> **YOUR GOAL**:
Could the data underneath be repeated exactly, in full?

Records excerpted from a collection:
====================

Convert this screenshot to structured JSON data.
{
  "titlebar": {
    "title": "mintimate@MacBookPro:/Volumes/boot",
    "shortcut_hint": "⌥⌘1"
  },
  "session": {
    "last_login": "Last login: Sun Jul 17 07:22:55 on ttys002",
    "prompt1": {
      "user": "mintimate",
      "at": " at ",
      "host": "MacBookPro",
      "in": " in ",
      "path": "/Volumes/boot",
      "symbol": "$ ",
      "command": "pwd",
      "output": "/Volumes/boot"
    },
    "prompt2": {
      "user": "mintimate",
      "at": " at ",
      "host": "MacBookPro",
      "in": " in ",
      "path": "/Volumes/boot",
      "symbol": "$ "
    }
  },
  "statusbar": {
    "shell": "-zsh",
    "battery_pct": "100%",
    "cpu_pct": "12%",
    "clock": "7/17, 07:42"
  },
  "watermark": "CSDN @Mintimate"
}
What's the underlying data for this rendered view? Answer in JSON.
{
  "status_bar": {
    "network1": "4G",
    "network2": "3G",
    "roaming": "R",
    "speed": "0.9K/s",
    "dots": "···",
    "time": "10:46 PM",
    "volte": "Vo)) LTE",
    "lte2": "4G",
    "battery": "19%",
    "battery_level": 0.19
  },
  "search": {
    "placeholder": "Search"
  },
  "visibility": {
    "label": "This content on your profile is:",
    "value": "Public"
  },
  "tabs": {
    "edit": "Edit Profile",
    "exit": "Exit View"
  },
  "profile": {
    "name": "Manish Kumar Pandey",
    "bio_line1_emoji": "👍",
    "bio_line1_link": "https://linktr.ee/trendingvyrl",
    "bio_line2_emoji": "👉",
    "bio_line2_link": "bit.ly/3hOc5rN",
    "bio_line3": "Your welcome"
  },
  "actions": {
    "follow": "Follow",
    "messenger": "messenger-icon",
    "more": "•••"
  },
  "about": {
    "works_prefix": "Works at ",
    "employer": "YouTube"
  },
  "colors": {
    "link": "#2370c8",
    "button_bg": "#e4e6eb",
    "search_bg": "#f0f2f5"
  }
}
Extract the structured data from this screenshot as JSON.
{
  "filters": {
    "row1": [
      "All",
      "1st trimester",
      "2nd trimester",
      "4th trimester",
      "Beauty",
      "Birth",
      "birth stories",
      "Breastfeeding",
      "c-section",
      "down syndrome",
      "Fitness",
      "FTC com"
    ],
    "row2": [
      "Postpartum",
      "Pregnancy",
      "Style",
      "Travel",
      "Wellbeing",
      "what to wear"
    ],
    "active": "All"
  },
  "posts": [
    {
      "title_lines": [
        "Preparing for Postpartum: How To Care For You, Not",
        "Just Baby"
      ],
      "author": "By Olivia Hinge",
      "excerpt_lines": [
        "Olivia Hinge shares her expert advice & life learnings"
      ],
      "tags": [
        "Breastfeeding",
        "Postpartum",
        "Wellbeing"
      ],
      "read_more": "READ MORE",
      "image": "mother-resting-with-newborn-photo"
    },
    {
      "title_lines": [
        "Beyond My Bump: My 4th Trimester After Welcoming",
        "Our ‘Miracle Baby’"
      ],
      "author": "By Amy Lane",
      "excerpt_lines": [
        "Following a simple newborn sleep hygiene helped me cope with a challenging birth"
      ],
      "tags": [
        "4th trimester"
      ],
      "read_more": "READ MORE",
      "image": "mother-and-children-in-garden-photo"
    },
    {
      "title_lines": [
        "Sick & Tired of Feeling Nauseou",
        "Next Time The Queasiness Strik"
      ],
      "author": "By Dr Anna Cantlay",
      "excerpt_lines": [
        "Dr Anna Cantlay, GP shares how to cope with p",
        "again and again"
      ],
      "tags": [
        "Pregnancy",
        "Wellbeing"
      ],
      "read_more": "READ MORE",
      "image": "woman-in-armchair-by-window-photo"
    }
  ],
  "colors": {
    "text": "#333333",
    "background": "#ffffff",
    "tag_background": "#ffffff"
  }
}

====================

> **EXPECTED ANSWER**:
Convert this screenshot to structured JSON data.
{
  "titlebar": {
    "title": "mintimate@MacBookPro:/Volumes/boot",
    "shortcut_hint": "⌥⌘1"
  },
  "session": {
    "last_login": "Last login: Sun Jul 17 07:22:55 on ttys002",
    "prompt1": {
      "user": "mintimate",
      "at": " at ",
      "host": "MacBookPro",
      "in": " in ",
      "path": "/Volumes/boot",
      "symbol": "$ ",
      "command": "pwd",
      "output": "/Volumes/boot"
    },
    "prompt2": {
      "user": "mintimate",
      "at": " at ",
      "host": "MacBookPro",
      "in": " in ",
      "path": "/Volumes/boot",
      "symbol": "$ "
    }
  },
  "statusbar": {
    "shell": "-zsh",
    "battery_pct": "100%",
    "cpu_pct": "12%",
    "clock": "7/17, 07:42"
  },
  "watermark": "CSDN @Mintimate"
}
What's the underlying data for this rendered view? Answer in JSON.
{
  "status_bar": {
    "network1": "4G",
    "network2": "3G",
    "roaming": "R",
    "speed": "0.9K/s",
    "dots": "···",
    "time": "10:46 PM",
    "volte": "Vo)) LTE",
    "lte2": "4G",
    "battery": "19%",
    "battery_level": 0.19
  },
  "search": {
    "placeholder": "Search"
  },
  "visibility": {
    "label": "This content on your profile is:",
    "value": "Public"
  },
  "tabs": {
    "edit": "Edit Profile",
    "exit": "Exit View"
  },
  "profile": {
    "name": "Manish Kumar Pandey",
    "bio_line1_emoji": "👍",
    "bio_line1_link": "https://linktr.ee/trendingvyrl",
    "bio_line2_emoji": "👉",
    "bio_line2_link": "bit.ly/3hOc5rN",
    "bio_line3": "Your welcome"
  },
  "actions": {
    "follow": "Follow",
    "messenger": "messenger-icon",
    "more": "•••"
  },
  "about": {
    "works_prefix": "Works at ",
    "employer": "YouTube"
  },
  "colors": {
    "link": "#2370c8",
    "button_bg": "#e4e6eb",
    "search_bg": "#f0f2f5"
  }
}
Extract the structured data from this screenshot as JSON.
{
  "filters": {
    "row1": [
      "All",
      "1st trimester",
      "2nd trimester",
      "4th trimester",
      "Beauty",
      "Birth",
      "birth stories",
      "Breastfeeding",
      "c-section",
      "down syndrome",
      "Fitness",
      "FTC com"
    ],
    "row2": [
      "Postpartum",
      "Pregnancy",
      "Style",
      "Travel",
      "Wellbeing",
      "what to wear"
    ],
    "active": "All"
  },
  "posts": [
    {
      "title_lines": [
        "Preparing for Postpartum: How To Care For You, Not",
        "Just Baby"
      ],
      "author": "By Olivia Hinge",
      "excerpt_lines": [
        "Olivia Hinge shares her expert advice & life learnings"
      ],
      "tags": [
        "Breastfeeding",
        "Postpartum",
        "Wellbeing"
      ],
      "read_more": "READ MORE",
      "image": "mother-resting-with-newborn-photo"
    },
    {
      "title_lines": [
        "Beyond My Bump: My 4th Trimester After Welcoming",
        "Our ‘Miracle Baby’"
      ],
      "author": "By Amy Lane",
      "excerpt_lines": [
        "Following a simple newborn sleep hygiene helped me cope with a challenging birth"
      ],
      "tags": [
        "4th trimester"
      ],
      "read_more": "READ MORE",
      "image": "mother-and-children-in-garden-photo"
    },
    {
      "title_lines": [
        "Sick & Tired of Feeling Nauseou",
        "Next Time The Queasiness Strik"
      ],
      "author": "By Dr Anna Cantlay",
      "excerpt_lines": [
        "Dr Anna Cantlay, GP shares how to cope with p",
        "again and again"
      ],
      "tags": [
        "Pregnancy",
        "Wellbeing"
      ],
      "read_more": "READ MORE",
      "image": "woman-in-armchair-by-window-photo"
    }
  ],
  "colors": {
    "text": "#333333",
    "background": "#ffffff",
    "tag_background": "#ffffff"
  }
}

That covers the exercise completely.